As the Christmas season wraps up, they have to take down the lights and begin creating new ones to be used the following season. The display creations normally take place from January to June, with the crew creating up to 12 new displays each year.

“It’s kind of a non-stop process,” Lorenz-Bass said. “Someone’s working on Nature in Lights all year round, even though it might not be for the current year.”

Bass explained that the extreme weather conditions in Central Texas are hard on the displays, so while he is building new displays, he also has to maintain the older ones. He said the wiring lasts around five or six years. When the wiring goes out, they strip down the displays, repaint the weathered metal and then attach new lights.

Shortly after making new displays, they have to turn around and start putting the lights back up for the next season. Lorenz-Bass said they have nearly 300 displays in their inventory, so they rotate them out, depending on the pre-determined themes for the year. She said she changes where lights are located and adds in new lights along the route to keep things fresh for returning visitors.

Despite all the hard work, Lorenz-Bass said it’s all worth it once vehicles start coming in to see the lights.

“You can stand outside and listen to all the kiddos,” Lorenz-Bass said. “They’re looking out the windows or the skylights and they’re just singing and having a good time. We have a radio station that plays music, so as you drive through you can get on our station and listen to Christmas music.”

Although it’s difficult to choose a favorite from among the more than 140 displays, she said she has a soft spot for the nativity, which is a large displays that spans roughly the length of a football field. She said she likes the nativity because it’s true to the Christmas season.
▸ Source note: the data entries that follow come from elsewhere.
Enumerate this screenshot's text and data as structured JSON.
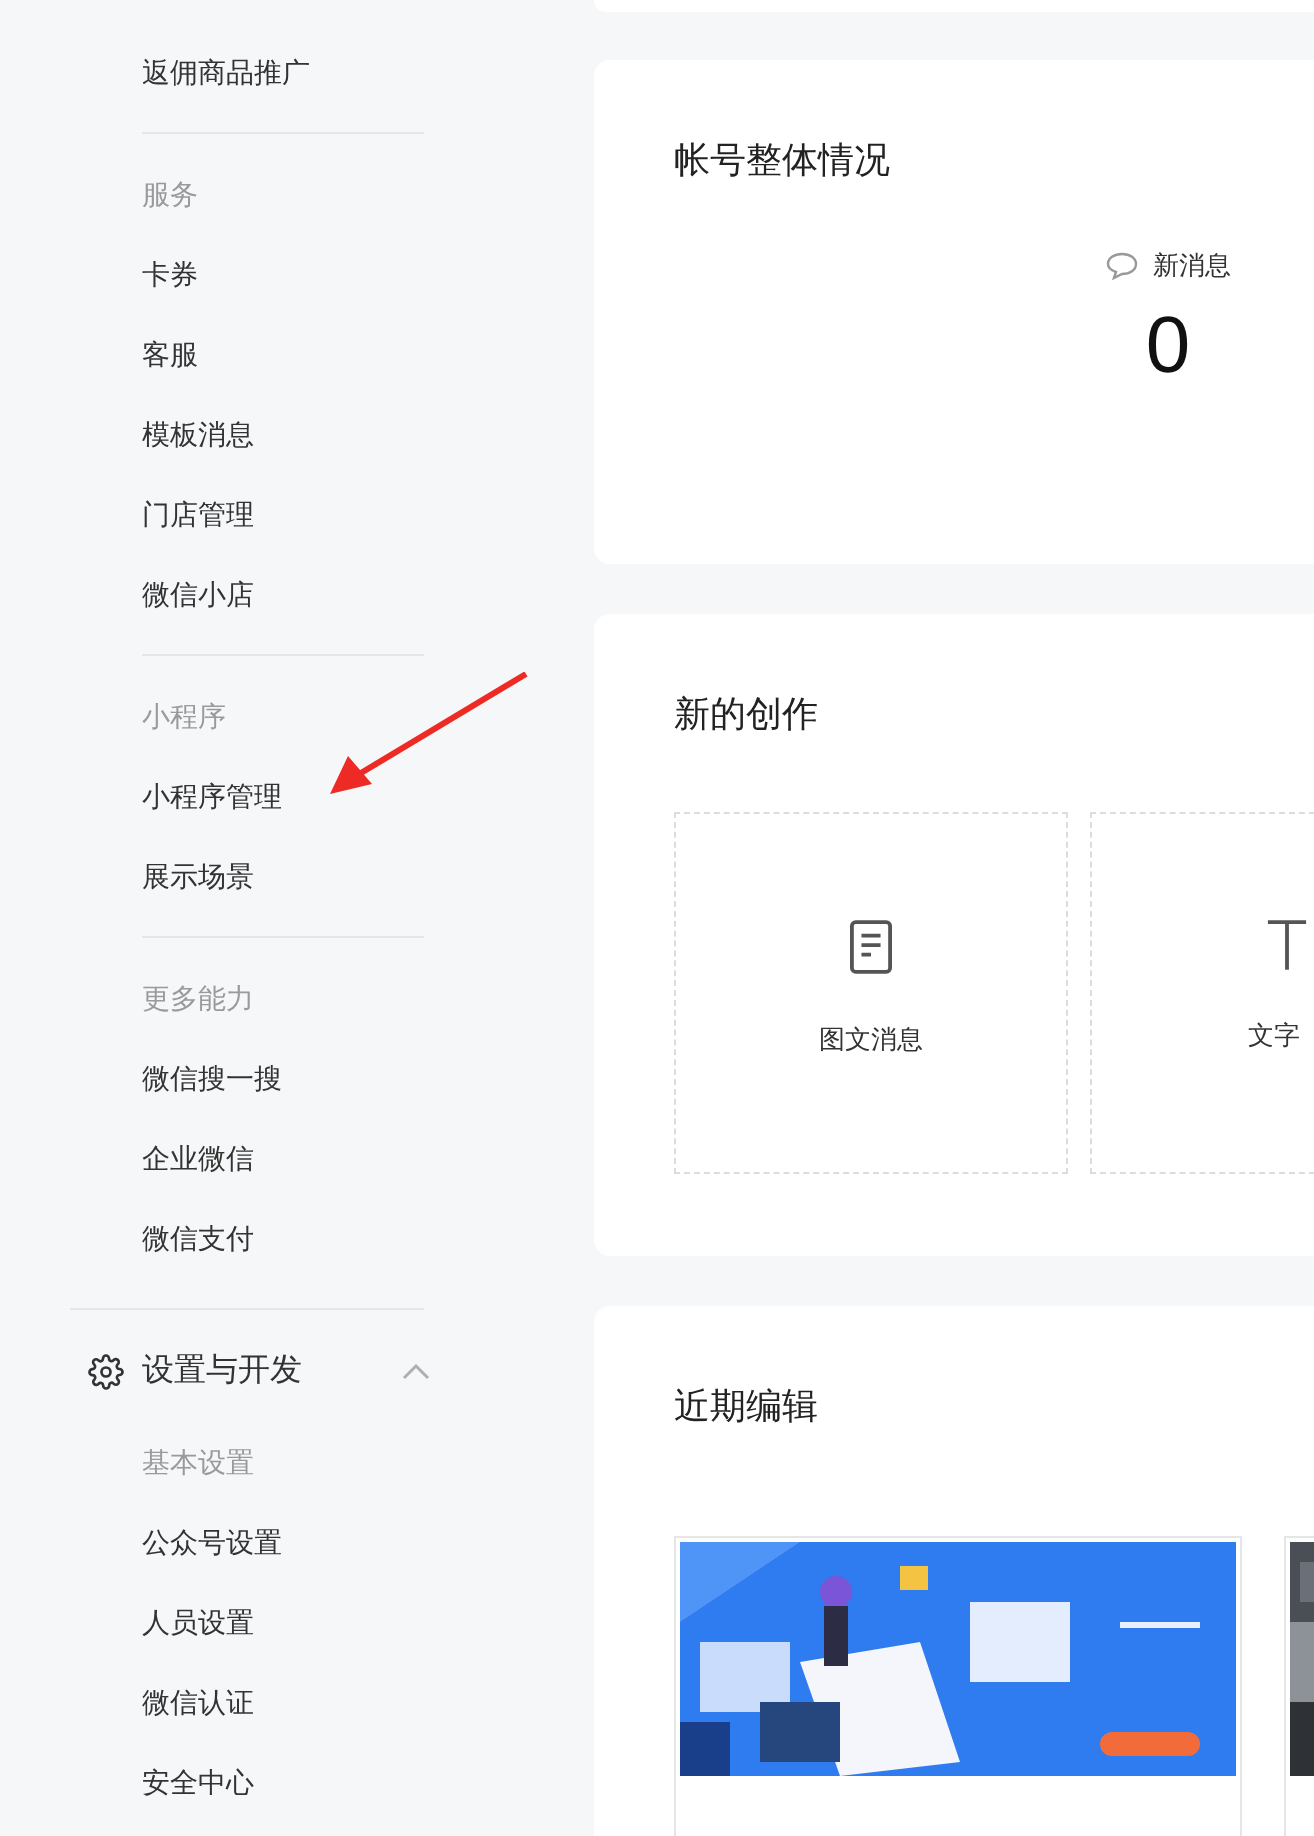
{
  "sidebar": {
    "sections": [
      {
        "items": [
          "返佣商品推广"
        ]
      },
      {
        "header": "服务",
        "items": [
          "卡券",
          "客服",
          "模板消息",
          "门店管理",
          "微信小店"
        ]
      },
      {
        "header": "小程序",
        "items": [
          "小程序管理",
          "展示场景"
        ]
      },
      {
        "header": "更多能力",
        "items": [
          "微信搜一搜",
          "企业微信",
          "微信支付"
        ]
      }
    ],
    "groups": [
      {
        "title": "设置与开发",
        "expanded": true,
        "sections": [
          {
            "header": "基本设置",
            "items": [
              "公众号设置",
              "人员设置",
              "微信认证",
              "安全中心"
            ]
          }
        ]
      }
    ]
  },
  "overview": {
    "title": "帐号整体情况",
    "stats": [
      {
        "label": "新消息",
        "value": "0"
      }
    ]
  },
  "create": {
    "title": "新的创作",
    "options": [
      {
        "kind": "article",
        "label": "图文消息"
      },
      {
        "kind": "text",
        "label": "文字"
      }
    ]
  },
  "recent": {
    "title": "近期编辑"
  }
}
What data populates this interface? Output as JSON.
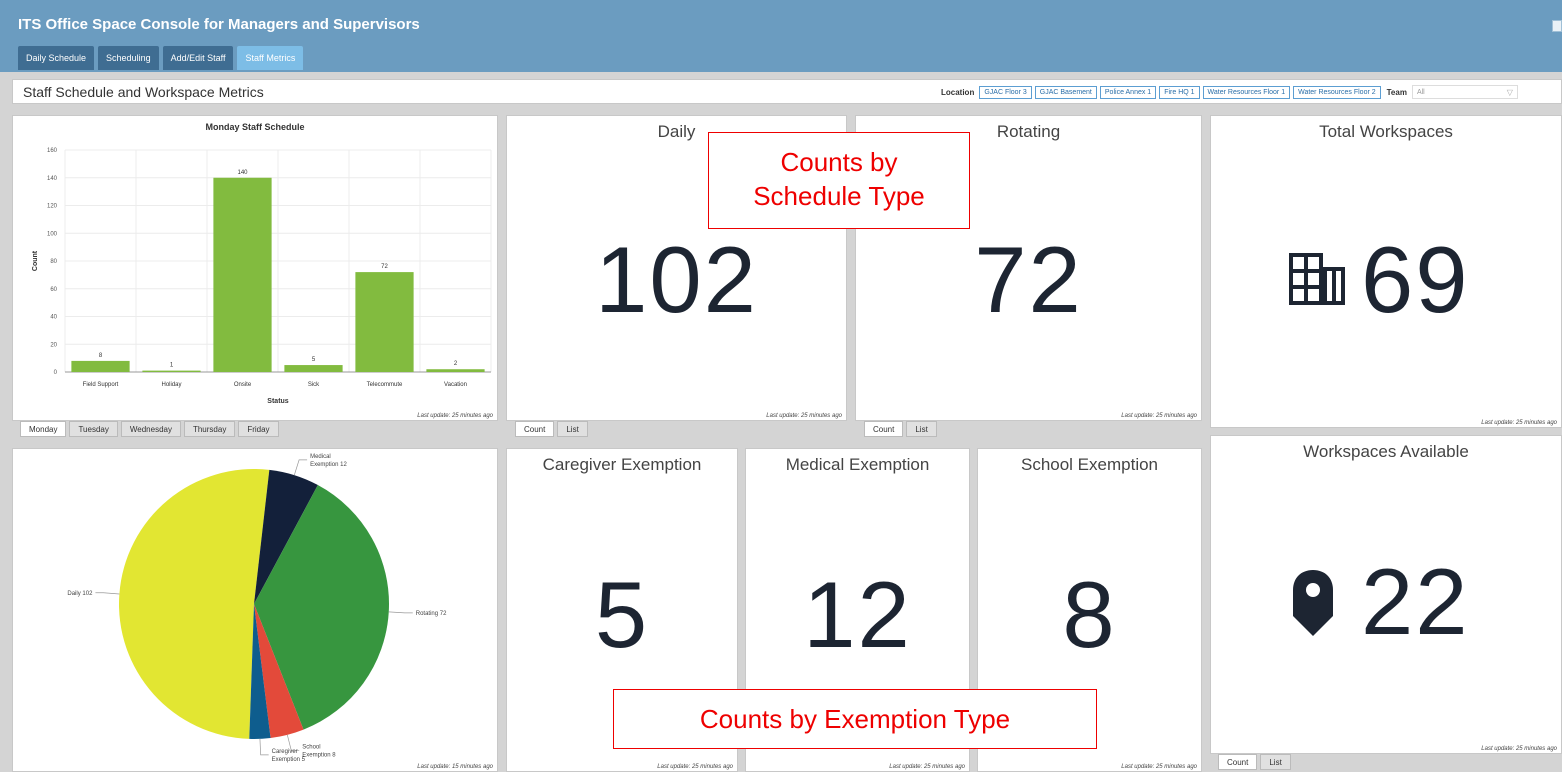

“A lot of people like Santa and his whale,” Lorenz-Bass said. “There’s a Santa sitting in his little boat with a fishing pole and he’s animated. When you first see it, he’s just sitting in the boat and then he throws it and you see this whale come up and get big.”

Bass said his favorite is a display called Santa’s Surprise. The highly animated display features Santa Claus reaching into his bag and pulling out a tree, but it’s just a stem. Santa shakes the tree, which puffs out into a big tree.

“He throws it onto the ground and then reaches into the bag, pulls out a present and then throws it underneath the tree,” Bass said. “I’ve always liked it because it has a lot of animation to it.”

The 5.5-mile route is full of surprises and can take as little as 30 minutes or as long as three hours, as people stop to take photos. Because of that, Lorenz-Bass said there are three stops along the route, each featuring something different. This year, she said they added Santa’s Den, which isa large tent with inflatables for the children to enjoy.

Before exiting the park, Bass said people should be prepared for the light tunnel. What began in 1998 as a 200 foot tunnel has grown into a 500 foot tunnel. He said vehicles usually like to go through the tunnel by themselves, so other vehicles do not interfere with photos.

Due to popular demand, T-shirts and Christmas ornaments will be available for purchase this year. Lorenz-Bass also revealed visitors coming on Mondays through Wednesdays will receive a complimentary Nature in Lights ornament, while supplies last.

Nature in Lights will run daily from 5:30-11 p.m. through Jan. 5. Tickets are $20 per vehicle, more for larger vehicles. It is located at BLORA, 7999 Sparta Road. For more information or advance tickets, call 254-287-2523.